Scores : RaptorDB 0 : ESENT 1

The only other thing to look out for is the built-in use of BinaryFormatter to serialize all the data being stored. Since I already use my own custom serializer and store/retrieve only byte arrays, I wanted to bypass that and luckily it implements a plugin field save/retrieve delegate to allow me to do just that.



Tesellation Shader with Noise

In an earlier post I used Directx11 tesellation shaders to generate a high frequency of landscape triangles within the shader, allowing my landscape tiles to generate much higher detail when close to the camera. Other than river surfaces I also mentioned that I hadn’t actually used the extra geometry density for anything yet.

Now I have.

Simply by sampling a perlin noise texture at two frequencies to add extra height within the tesellation shader I can generate a much more interesting landscape close up.


The various lumps and bumps in the foreground here are entirely generated using the tesellation shader and perlin noise. tess_noise2.jpg

In order to prevent obvious visual popping I generate a bump map from the perlin noise at design time, and sample that with the same frequency as the height undulation. I then combine that bump sample with the landscapes more basic normal map to generate a combined normal for light rendering.

Combining normals is not simply a matter of adding both together and renormlizing – this would give an average normal, not a combined normal. Luckily someone has already solved this for me. See here for the details

In order to maintain a good correspondance between close and distant lighting I make sure that I use a high tessellation factor when rendering my design-time “drapes” and normal maps for the distant landscape tiles. When I render them as a simple texture-with-normal map in the distance it looks like a high detail image – the darkening effect of the distant normals gives an illusion of a lot of height variance that doesnt actually exist in the geometry.

Even with the varying height generated from the noise samplers I still place the vegetation directly using a pre-calculated Y coordinate rather than rely on height map sampling in the shader.
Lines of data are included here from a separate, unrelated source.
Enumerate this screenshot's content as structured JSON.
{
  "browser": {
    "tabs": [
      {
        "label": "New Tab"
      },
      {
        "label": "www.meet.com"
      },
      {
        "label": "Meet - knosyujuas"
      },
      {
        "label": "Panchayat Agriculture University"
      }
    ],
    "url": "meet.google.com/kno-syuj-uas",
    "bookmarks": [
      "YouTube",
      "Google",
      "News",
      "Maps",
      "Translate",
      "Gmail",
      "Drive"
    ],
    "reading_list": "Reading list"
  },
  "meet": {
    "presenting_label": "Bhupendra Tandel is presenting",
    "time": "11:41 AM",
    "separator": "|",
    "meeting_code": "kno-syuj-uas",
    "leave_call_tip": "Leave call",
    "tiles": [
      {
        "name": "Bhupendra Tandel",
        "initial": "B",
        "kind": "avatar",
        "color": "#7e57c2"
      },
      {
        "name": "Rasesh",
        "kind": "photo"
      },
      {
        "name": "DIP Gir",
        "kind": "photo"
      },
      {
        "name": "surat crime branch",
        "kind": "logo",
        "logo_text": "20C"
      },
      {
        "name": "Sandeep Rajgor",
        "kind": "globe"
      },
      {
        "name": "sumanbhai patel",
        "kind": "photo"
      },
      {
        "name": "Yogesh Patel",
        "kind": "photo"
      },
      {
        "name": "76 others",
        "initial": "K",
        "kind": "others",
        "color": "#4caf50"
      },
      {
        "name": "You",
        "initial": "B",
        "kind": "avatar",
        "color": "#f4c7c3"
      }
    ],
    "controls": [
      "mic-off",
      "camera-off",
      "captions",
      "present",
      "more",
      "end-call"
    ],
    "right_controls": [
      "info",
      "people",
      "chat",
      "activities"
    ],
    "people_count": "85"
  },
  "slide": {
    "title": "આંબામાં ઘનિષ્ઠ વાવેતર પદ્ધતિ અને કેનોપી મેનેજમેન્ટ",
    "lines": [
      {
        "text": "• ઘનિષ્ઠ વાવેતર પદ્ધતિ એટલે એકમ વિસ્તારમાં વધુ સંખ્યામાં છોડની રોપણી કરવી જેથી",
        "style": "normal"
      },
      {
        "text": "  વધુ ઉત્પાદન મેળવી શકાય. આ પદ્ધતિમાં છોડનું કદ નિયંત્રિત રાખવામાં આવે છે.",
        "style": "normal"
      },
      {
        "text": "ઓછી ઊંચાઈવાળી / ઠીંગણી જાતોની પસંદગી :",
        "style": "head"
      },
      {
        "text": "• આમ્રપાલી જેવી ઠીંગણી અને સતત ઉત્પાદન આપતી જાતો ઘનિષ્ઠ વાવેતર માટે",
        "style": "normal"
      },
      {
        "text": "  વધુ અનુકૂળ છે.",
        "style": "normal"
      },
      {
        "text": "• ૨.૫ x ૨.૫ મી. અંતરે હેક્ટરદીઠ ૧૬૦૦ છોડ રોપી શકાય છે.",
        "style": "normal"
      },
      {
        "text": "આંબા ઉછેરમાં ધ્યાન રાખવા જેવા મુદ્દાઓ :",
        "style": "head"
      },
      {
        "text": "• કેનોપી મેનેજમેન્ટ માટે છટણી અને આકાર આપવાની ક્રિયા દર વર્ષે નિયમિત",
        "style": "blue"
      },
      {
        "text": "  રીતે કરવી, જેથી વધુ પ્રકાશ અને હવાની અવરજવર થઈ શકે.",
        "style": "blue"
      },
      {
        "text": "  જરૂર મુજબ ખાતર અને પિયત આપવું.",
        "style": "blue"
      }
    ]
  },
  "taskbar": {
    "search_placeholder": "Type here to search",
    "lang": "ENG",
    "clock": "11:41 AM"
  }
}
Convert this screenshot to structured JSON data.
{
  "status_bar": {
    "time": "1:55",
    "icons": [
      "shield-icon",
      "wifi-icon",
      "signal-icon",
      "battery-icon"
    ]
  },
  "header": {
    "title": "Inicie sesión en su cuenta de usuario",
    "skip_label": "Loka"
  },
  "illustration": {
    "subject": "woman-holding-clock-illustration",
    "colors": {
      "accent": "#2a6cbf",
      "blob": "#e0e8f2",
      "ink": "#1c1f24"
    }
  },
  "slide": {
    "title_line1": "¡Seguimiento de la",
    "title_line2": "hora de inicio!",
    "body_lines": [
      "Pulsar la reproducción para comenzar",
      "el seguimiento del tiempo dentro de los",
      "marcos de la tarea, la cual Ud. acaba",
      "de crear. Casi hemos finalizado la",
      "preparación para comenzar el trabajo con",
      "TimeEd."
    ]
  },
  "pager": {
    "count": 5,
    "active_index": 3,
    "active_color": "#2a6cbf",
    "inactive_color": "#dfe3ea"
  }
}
I just repeat the height undulation code written in HLSL within my C# design pipeline to get an accurate measurement of how high each tree will be at runtime. There are a couple of reasons for this.

  • Trees placed on a slope that use a heightmap to determine their distance from the ground will tend to “skew” in the horizontal plane – the front of the tree is further downhill than the back of the tree and every vertex is offset in the vertical plane based on how high off the ground it is. In the real world trees dont behave like that – they grow vertically without reference to the slope of the ground on either side.
  • Less texture lookups at runtime, traded off with an extra float passed in the Vertex instance stream. Given that the Vertex instance stream is a Matrix, this actually doesn’t cost me anything.

Video on YouTube here.



Trees, sparse foliage, rivers and paths

A quick video of all of the pieces put together. The landscape now uses a tesellation shader to generate higher levels of detail but I dont use those extra triangles at the moment other than on the river surface, which is animated from a height map. The sea doesn’t yet use a tessellation shader but a fixed concentric circle mesh which achieves the same result but with hard coding.

The trees and shrubbery are generated usign the same techniques, planted using a Voroni cell map. The textures over the landscape have been colour matched so they are not so obvious in transition – but I may have over-done this as it all looks the same basic colour now. Back to the drawing board on that.

Youtube Video